I often think of what Progressive Christians are up against these days. Right wing pastors foisting a Gospel of merit and rugged individualism on the public, and that being virtually the only version of Christianity covered by the media. Charismatic health and wealth gospelers incessantly asking for people to send them money, and then claiming that they are so wealthy because they are blessed by God.
Stories like Jerry Falwell spewing that 911 was punishment from God for homosexuality, feminism and the actions of other groups of human beings that he hated. The Westboro Baptist family protesting at funerals with hellish signs and abject hatred dripping from their words. Pat Robertson telling us that natural catastrophes are punishment from God and Sarah Palin wrapping the cross in the flag by promoting her own brand of xenophobia. These distortions seem to be all that is appearing in the press.
It’s enough to make a Christian want to cry out: “This is not what it’s supposed to be all about! Where is the love in this?” Indeed, where is the Christlike love? It is a very lonely time for us. We need to get together in spirit and encourage one another that the love and sacrificial motives of Christianity are still alive. That cheap grace will not reign. That Christ still wants us to reconcile and work for social justice. That sometimes, a lot of times, we can use government and social institutions to help those who are hurting precisely because the love of Christ overcomes the cold bureaucracy that Conservatives seem to be so paranoid about.

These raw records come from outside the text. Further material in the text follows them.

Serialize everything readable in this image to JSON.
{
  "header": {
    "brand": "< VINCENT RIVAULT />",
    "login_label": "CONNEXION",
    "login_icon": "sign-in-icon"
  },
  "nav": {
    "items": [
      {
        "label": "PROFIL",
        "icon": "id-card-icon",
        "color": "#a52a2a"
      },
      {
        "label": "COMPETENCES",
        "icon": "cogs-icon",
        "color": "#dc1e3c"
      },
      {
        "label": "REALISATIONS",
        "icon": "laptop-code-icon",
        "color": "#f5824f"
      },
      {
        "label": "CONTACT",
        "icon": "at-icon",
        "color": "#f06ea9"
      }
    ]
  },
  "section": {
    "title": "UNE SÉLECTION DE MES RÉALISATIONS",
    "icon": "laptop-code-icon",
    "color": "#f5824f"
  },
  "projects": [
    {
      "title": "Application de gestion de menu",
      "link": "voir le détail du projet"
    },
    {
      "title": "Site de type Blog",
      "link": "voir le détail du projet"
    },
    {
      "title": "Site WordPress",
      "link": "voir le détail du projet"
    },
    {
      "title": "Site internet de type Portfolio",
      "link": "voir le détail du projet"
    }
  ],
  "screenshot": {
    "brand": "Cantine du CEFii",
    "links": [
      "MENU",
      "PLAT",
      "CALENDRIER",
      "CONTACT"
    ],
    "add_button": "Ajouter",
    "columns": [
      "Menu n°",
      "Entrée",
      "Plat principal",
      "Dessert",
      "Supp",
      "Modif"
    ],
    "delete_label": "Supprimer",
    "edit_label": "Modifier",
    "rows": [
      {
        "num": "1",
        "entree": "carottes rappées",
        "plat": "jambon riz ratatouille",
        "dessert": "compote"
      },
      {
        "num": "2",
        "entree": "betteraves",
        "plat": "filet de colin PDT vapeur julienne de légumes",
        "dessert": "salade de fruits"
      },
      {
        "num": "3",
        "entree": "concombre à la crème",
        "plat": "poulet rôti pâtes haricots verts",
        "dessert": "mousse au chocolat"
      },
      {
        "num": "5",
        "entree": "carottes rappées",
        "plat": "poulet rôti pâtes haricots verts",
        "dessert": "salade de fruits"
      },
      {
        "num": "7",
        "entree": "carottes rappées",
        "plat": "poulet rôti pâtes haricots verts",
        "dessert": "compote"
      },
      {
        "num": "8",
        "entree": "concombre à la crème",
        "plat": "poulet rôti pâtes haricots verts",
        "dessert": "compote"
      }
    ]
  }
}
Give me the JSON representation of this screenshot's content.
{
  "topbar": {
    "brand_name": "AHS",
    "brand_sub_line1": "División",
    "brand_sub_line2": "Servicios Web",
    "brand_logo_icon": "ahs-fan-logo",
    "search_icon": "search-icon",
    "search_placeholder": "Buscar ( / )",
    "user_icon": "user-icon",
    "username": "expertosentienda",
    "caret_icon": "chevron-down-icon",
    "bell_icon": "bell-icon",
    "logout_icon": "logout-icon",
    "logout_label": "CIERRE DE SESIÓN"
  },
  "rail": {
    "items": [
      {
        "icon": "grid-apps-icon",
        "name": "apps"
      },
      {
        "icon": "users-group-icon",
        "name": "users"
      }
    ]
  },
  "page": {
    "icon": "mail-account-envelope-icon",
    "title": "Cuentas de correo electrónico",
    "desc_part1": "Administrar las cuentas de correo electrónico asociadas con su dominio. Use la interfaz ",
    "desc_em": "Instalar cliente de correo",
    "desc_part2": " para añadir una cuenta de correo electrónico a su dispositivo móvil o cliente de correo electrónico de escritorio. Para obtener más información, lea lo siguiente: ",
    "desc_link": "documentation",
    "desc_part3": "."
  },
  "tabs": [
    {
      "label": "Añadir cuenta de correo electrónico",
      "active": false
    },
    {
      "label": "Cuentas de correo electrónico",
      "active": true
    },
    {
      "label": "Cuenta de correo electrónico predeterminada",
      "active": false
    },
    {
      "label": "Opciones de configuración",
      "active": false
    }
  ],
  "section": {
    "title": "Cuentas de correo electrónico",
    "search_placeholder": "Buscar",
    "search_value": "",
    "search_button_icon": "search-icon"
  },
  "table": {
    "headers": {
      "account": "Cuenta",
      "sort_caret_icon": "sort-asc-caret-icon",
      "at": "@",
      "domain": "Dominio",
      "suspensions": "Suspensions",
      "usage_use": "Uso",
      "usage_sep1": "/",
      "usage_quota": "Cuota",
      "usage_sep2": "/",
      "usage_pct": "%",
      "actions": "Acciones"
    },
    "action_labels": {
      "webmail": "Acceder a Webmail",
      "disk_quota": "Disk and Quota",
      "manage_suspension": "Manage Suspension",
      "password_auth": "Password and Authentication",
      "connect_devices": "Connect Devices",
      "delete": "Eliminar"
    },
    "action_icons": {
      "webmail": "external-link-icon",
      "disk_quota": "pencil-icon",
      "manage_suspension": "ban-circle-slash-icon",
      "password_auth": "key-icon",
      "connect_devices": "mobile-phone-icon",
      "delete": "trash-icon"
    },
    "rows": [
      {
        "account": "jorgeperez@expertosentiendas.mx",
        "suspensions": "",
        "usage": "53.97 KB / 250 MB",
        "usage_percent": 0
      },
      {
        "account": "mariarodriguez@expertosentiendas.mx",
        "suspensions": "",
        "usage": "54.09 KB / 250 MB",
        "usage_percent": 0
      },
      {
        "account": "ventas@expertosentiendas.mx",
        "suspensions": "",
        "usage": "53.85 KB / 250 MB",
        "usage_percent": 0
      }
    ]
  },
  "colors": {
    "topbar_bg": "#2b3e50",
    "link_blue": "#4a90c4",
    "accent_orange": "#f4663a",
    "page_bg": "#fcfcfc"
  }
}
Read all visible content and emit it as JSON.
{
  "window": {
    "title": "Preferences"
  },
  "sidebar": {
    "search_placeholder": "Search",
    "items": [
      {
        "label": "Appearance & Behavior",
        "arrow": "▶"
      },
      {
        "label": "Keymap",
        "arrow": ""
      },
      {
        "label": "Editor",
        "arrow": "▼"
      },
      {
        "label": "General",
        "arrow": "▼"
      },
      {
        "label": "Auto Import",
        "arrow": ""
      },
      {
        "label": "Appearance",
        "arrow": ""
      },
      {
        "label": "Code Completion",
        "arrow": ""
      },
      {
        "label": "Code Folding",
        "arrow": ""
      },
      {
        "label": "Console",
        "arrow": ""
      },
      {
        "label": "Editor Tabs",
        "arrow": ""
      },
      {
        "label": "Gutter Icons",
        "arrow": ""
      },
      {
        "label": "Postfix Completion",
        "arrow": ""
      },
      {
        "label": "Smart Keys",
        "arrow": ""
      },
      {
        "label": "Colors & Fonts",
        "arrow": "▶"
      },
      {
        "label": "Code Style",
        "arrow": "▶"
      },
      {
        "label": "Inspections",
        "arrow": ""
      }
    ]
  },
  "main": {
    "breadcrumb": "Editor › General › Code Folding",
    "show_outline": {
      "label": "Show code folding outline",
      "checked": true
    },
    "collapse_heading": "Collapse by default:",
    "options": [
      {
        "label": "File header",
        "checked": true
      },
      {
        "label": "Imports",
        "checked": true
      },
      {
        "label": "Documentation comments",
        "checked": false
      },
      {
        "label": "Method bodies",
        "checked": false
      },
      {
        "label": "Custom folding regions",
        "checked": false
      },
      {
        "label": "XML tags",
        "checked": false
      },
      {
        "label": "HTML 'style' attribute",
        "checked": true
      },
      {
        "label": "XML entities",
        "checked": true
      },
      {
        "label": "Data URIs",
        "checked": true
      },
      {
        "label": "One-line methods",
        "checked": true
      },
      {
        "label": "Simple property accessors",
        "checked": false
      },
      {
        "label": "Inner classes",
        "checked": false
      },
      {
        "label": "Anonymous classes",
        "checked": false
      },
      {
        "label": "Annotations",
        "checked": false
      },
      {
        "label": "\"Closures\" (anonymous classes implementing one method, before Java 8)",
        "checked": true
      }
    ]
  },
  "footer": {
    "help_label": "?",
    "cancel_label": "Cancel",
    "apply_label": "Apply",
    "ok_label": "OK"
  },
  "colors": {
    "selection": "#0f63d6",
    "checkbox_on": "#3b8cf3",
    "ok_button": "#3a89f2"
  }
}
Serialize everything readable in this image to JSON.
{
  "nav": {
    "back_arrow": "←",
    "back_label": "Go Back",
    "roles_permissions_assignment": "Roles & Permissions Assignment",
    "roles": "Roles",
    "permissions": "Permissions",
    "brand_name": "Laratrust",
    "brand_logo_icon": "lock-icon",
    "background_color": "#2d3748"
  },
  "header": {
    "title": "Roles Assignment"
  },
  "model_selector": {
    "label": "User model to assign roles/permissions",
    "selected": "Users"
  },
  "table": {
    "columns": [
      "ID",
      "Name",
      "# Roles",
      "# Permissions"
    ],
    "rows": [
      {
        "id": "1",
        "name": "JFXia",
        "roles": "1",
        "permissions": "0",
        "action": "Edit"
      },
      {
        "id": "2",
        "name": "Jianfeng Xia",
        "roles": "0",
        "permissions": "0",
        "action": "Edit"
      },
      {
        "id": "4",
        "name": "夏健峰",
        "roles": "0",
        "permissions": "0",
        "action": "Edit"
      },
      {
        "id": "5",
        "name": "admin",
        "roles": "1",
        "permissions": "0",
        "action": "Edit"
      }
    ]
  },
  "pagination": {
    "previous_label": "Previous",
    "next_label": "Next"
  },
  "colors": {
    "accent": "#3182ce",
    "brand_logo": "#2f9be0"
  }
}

At this time in history, being a progressive Christian, emphasizing the good things that the left can do, seems like an insurmountable obstacle to overcome. But we have the grace of Jesus. We have one another, and that is why it is so comforting to have a place like The Christian Left to come and visit in spirit once in awhile. To know that there are other people out there who conclude like us that there is something terribly wrong with what is advertised as Christianity today. People who want to be assured that they are not wrong about taking up the cross. About discipleship. About not being self righteous and condemning everyone. About accepting everyone unconditionally with love no matter what.
We are broken people and we fail a lot. And that is why we can let go and put our trust in Christ and let him show his love through us, whether it be through a person to person encounter or government legislation. Whether it be through a charity or a chance encounter with a fellow human being (and yes, animals too). That is a message that many who are hurting want to hear. And that is a message that Progressive Christians can exhibit: Progress is helping others who hurt because we genuinely care and we hurt ourselves. It’s not offering someone a formula for salvation and then advising them to pull themselves up by their bootstraps come what may. We speak by our actions. Let’s all be broken together, love one another and search to help others who are broken and look to the one who was broken for us on the cross. And we don’t need to search far because they will be those who we come across everyday of our lives. As The Apostle Paul said: love conquers all.